With four days to go until Drupal 8's end of life (on November 2, 2021), now is a good time to take stock of your Drupal 8 sites' modules. Use Upgrade Status to check for environment and module compatibility with Drupal 9.

One of the benefits of using Upgrade Status is it will tell you about environment compatibility alongside extension compatibility. It will note if your PHP or Apache or database versions are out of date. Of particular note are Drupal 9's MySQL/Percona and MariaDB version requirements. The MySQL/Percona/MariaDB driver that's included in Drupal 9 core requires MySQL/Percona 5.7+ or MariaDB 10.3.7+. The intention with raising the bar from Drupal 8's requirement of MySQL/Percona 5.6 and MariaDB 10.0 was to utilise some of the newer features in these database versions.
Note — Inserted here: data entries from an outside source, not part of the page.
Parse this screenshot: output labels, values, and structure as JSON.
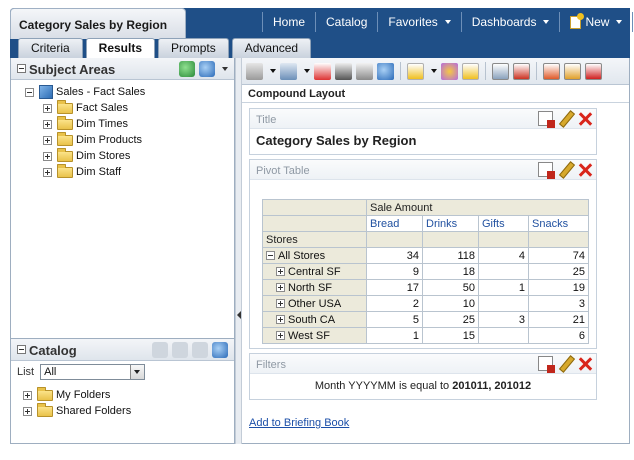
{
  "app": {
    "title": "Category Sales by Region",
    "nav": [
      "Home",
      "Catalog",
      "Favorites",
      "Dashboards",
      "New"
    ],
    "tabs": [
      "Criteria",
      "Results",
      "Prompts",
      "Advanced"
    ],
    "active_tab": "Results"
  },
  "subject_areas": {
    "title": "Subject Areas",
    "root": "Sales - Fact Sales",
    "items": [
      "Fact Sales",
      "Dim Times",
      "Dim Products",
      "Dim Stores",
      "Dim Staff"
    ]
  },
  "catalog": {
    "title": "Catalog",
    "list_label": "List",
    "list_value": "All",
    "items": [
      "My Folders",
      "Shared Folders"
    ]
  },
  "layout": {
    "header": "Compound Layout",
    "title_view": {
      "label": "Title",
      "text": "Category Sales by Region"
    },
    "pivot_view": {
      "label": "Pivot Table",
      "measure": "Sale Amount",
      "columns": [
        "Bread",
        "Drinks",
        "Gifts",
        "Snacks"
      ],
      "row_header": "Stores",
      "rows": [
        {
          "label": "All Stores",
          "values": [
            "34",
            "118",
            "4",
            "74"
          ]
        },
        {
          "label": "Central SF",
          "values": [
            "9",
            "18",
            "",
            "25"
          ]
        },
        {
          "label": "North SF",
          "values": [
            "17",
            "50",
            "1",
            "19"
          ]
        },
        {
          "label": "Other USA",
          "values": [
            "2",
            "10",
            "",
            "3"
          ]
        },
        {
          "label": "South CA",
          "values": [
            "5",
            "25",
            "3",
            "21"
          ]
        },
        {
          "label": "West SF",
          "values": [
            "1",
            "15",
            "",
            "6"
          ]
        }
      ]
    },
    "filters_view": {
      "label": "Filters",
      "text": "Month YYYYMM is equal to",
      "value": "201011, 201012"
    },
    "briefing_link": "Add to Briefing Book"
  },
  "colors": {
    "header_bar": "#1f4f87",
    "link": "#1c4fa8",
    "pivot_header_bg": "#eceadb",
    "delete_red": "#d9251b"
  }
}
There was also the risk of a dependency starting to require the new versions, given the end of life nature of the older database versions at this point. Neither happened yet but we did not know that ahead of time of course.

MySQL 5.6 and MariaDB 10.0 database driver for Drupal 9 to the rescue! If you are on a long term supported operating system and receive security coverage for your database, you might not need to update to MySQL/Percona 5.7 or MariaDB 10.3 immediately after all. Only a few contributed projects utilise the new capabilities, for example the JSON/JSONB field module. If you are certain that none of your modules require the newer versions, keep in mind that core itself can actually run fine with older database versions still. Follow the instructions on the project page to install this driver for Drupal 9. I would still suggest you plan an upgrade of your database, but now it can be decoupled from your Drupal major upgrade.

Looking ahead, some of the Drupal 10 platform requirements are already defined, and MySQL/Percona/MariaDB requirements will not be raised further from Drupal 9's minimum versions. However there are no guarantees that the new features will not be actually utilised then.